EXERCISE INSTRUCTIONS: Extract the data exactly, missing nothing.

- Opening Delimiter -

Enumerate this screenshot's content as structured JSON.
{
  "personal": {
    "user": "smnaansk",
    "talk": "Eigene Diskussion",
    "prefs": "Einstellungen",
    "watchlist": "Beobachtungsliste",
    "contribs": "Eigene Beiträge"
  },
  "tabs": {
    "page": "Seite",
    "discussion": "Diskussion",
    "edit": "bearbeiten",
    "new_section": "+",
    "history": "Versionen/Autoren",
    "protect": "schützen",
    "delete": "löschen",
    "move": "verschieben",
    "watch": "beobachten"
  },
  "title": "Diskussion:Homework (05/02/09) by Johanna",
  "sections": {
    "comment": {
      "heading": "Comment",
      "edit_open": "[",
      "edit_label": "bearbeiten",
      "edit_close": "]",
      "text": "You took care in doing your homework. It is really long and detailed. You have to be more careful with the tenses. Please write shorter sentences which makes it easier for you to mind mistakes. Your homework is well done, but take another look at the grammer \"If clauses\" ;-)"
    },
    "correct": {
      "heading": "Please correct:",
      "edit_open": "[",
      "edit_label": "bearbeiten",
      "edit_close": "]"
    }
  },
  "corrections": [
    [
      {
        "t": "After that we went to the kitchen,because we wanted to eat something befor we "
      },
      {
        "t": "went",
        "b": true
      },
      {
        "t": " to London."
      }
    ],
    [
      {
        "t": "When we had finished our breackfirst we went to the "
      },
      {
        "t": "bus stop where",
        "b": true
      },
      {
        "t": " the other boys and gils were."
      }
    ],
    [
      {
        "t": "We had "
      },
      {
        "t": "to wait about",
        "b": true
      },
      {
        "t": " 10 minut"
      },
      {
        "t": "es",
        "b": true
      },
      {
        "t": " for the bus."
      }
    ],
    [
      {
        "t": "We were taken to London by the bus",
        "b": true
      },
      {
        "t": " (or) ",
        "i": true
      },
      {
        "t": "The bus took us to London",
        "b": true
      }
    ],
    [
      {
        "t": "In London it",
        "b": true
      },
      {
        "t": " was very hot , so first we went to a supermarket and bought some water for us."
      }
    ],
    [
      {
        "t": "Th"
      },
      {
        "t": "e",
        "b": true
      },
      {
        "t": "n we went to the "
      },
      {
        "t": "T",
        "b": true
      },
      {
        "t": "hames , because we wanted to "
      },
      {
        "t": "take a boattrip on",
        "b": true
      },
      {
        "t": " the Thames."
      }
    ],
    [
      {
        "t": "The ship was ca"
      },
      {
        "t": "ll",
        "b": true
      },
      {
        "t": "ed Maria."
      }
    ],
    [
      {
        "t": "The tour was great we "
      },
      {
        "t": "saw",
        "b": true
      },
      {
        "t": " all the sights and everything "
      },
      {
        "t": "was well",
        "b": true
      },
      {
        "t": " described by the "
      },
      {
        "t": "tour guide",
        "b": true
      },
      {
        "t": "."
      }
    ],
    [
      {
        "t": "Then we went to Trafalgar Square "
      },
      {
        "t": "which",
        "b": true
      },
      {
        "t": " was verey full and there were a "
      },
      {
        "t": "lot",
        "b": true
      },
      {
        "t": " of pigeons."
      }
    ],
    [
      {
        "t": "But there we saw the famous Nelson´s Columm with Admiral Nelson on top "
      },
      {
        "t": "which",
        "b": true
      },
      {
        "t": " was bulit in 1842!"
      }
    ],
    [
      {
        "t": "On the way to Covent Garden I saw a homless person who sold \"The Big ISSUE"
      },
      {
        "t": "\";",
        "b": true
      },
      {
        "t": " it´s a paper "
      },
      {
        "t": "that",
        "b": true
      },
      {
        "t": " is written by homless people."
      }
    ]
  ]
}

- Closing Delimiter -

OUTPUT BELOW:
Enumerate this screenshot's content as structured JSON.
{
  "personal": {
    "user": "smnaansk",
    "talk": "Eigene Diskussion",
    "prefs": "Einstellungen",
    "watchlist": "Beobachtungsliste",
    "contribs": "Eigene Beiträge"
  },
  "tabs": {
    "page": "Seite",
    "discussion": "Diskussion",
    "edit": "bearbeiten",
    "new_section": "+",
    "history": "Versionen/Autoren",
    "protect": "schützen",
    "delete": "löschen",
    "move": "verschieben",
    "watch": "beobachten"
  },
  "title": "Diskussion:Homework (05/02/09) by Johanna",
  "sections": {
    "comment": {
      "heading": "Comment",
      "edit_open": "[",
      "edit_label": "bearbeiten",
      "edit_close": "]",
      "text": "You took care in doing your homework. It is really long and detailed. You have to be more careful with the tenses. Please write shorter sentences which makes it easier for you to mind mistakes. Your homework is well done, but take another look at the grammer \"If clauses\" ;-)"
    },
    "correct": {
      "heading": "Please correct:",
      "edit_open": "[",
      "edit_label": "bearbeiten",
      "edit_close": "]"
    }
  },
  "corrections": [
    [
      {
        "t": "After that we went to the kitchen,because we wanted to eat something befor we "
      },
      {
        "t": "went",
        "b": true
      },
      {
        "t": " to London."
      }
    ],
    [
      {
        "t": "When we had finished our breackfirst we went to the "
      },
      {
        "t": "bus stop where",
        "b": true
      },
      {
        "t": " the other boys and gils were."
      }
    ],
    [
      {
        "t": "We had "
      },
      {
        "t": "to wait about",
        "b": true
      },
      {
        "t": " 10 minut"
      },
      {
        "t": "es",
        "b": true
      },
      {
        "t": " for the bus."
      }
    ],
    [
      {
        "t": "We were taken to London by the bus",
        "b": true
      },
      {
        "t": " (or) ",
        "i": true
      },
      {
        "t": "The bus took us to London",
        "b": true
      }
    ],
    [
      {
        "t": "In London it",
        "b": true
      },
      {
        "t": " was very hot , so first we went to a supermarket and bought some water for us."
      }
    ],
    [
      {
        "t": "Th"
      },
      {
        "t": "e",
        "b": true
      },
      {
        "t": "n we went to the "
      },
      {
        "t": "T",
        "b": true
      },
      {
        "t": "hames , because we wanted to "
      },
      {
        "t": "take a boattrip on",
        "b": true
      },
      {
        "t": " the Thames."
      }
    ],
    [
      {
        "t": "The ship was ca"
      },
      {
        "t": "ll",
        "b": true
      },
      {
        "t": "ed Maria."
      }
    ],
    [
      {
        "t": "The tour was great we "
      },
      {
        "t": "saw",
        "b": true
      },
      {
        "t": " all the sights and everything "
      },
      {
        "t": "was well",
        "b": true
      },
      {
        "t": " described by the "
      },
      {
        "t": "tour guide",
        "b": true
      },
      {
        "t": "."
      }
    ],
    [
      {
        "t": "Then we went to Trafalgar Square "
      },
      {
        "t": "which",
        "b": true
      },
      {
        "t": " was verey full and there were a "
      },
      {
        "t": "lot",
        "b": true
      },
      {
        "t": " of pigeons."
      }
    ],
    [
      {
        "t": "But there we saw the famous Nelson´s Columm with Admiral Nelson on top "
      },
      {
        "t": "which",
        "b": true
      },
      {
        "t": " was bulit in 1842!"
      }
    ],
    [
      {
        "t": "On the way to Covent Garden I saw a homless person who sold \"The Big ISSUE"
      },
      {
        "t": "\";",
        "b": true
      },
      {
        "t": " it´s a paper "
      },
      {
        "t": "that",
        "b": true
      },
      {
        "t": " is written by homless people."
      }
    ]
  ]
}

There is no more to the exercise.